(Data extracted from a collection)

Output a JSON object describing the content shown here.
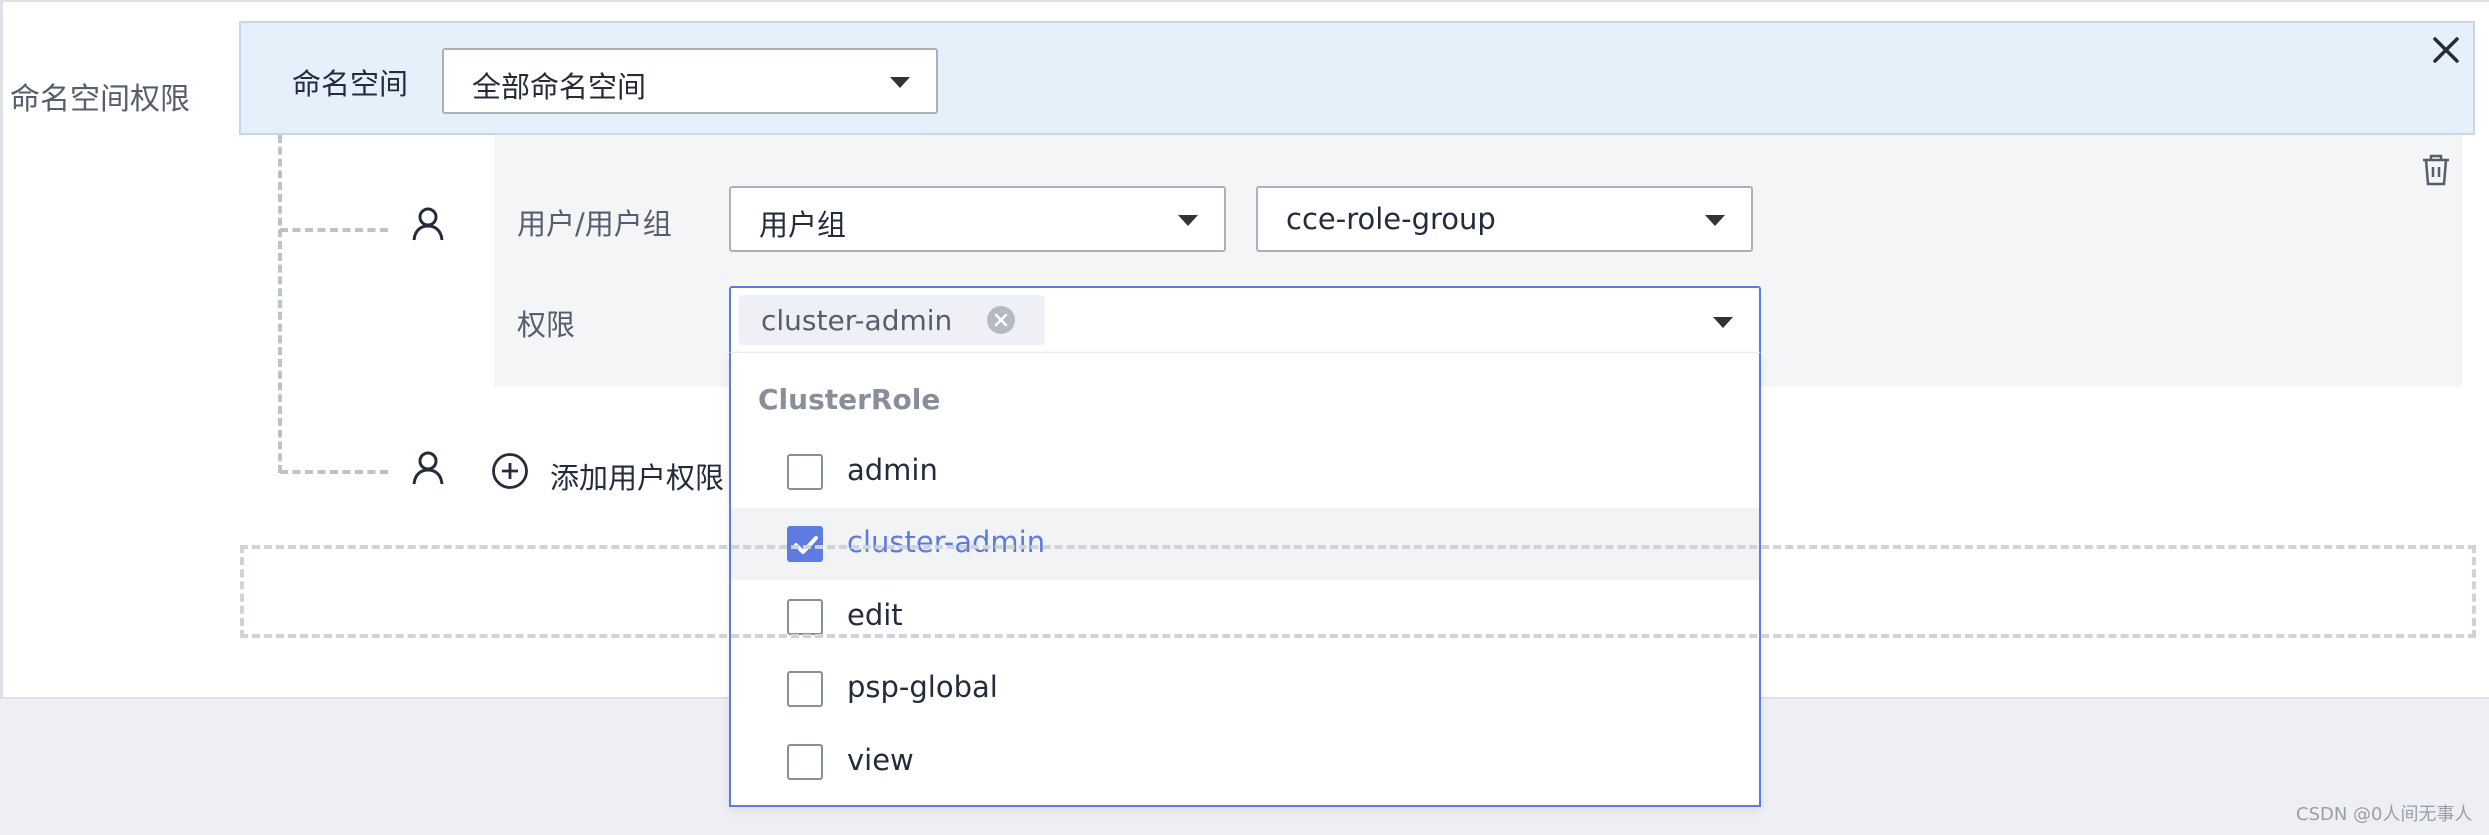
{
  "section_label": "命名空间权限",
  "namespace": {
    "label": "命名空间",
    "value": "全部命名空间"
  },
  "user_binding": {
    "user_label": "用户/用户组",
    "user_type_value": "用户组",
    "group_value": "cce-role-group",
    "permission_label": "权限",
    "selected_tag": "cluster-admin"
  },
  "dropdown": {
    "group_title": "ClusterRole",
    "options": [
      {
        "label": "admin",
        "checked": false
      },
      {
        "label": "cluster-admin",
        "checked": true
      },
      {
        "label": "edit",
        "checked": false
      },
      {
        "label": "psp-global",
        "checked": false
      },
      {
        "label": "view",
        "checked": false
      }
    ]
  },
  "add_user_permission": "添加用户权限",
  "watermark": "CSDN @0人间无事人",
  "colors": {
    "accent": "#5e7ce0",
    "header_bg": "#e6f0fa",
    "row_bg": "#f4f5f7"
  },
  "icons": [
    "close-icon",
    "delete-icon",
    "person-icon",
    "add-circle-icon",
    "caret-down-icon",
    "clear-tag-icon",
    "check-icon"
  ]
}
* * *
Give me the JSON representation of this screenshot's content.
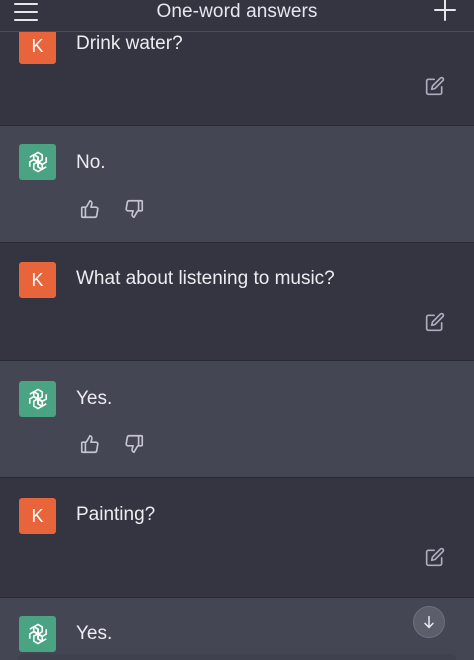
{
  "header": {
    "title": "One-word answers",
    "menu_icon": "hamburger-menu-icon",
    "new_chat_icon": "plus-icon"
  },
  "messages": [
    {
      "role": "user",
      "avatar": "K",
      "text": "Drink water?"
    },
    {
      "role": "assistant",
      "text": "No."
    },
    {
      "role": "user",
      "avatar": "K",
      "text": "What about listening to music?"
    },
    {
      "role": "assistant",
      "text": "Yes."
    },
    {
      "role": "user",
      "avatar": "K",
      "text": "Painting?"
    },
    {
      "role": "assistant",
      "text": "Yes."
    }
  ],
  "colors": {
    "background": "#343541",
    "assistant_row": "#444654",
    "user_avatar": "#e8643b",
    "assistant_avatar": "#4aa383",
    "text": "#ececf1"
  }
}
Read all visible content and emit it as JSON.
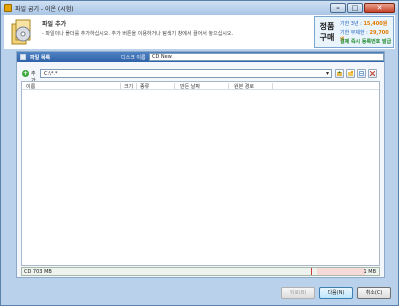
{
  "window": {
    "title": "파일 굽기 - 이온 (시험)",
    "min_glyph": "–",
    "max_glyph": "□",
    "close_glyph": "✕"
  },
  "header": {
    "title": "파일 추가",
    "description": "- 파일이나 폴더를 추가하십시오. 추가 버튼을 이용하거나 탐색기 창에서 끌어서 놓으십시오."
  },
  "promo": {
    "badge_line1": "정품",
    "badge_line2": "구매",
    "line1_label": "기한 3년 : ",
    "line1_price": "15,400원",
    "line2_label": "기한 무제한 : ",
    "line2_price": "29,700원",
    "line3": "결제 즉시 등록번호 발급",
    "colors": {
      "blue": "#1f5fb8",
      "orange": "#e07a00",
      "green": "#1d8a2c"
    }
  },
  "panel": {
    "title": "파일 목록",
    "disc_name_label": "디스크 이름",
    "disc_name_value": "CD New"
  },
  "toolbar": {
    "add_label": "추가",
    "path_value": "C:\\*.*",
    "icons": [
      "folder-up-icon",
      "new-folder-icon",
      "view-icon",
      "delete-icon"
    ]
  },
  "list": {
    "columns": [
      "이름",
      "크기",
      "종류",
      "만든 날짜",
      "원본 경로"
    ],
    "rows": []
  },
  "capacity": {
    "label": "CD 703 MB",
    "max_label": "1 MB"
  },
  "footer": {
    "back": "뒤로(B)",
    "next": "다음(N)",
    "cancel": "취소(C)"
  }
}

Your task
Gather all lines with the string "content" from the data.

Response to this task
Output a JSON object describing the content shown here.
Give me the JSON representation of this screenshot's content.
Read all visible content and emit it as JSON.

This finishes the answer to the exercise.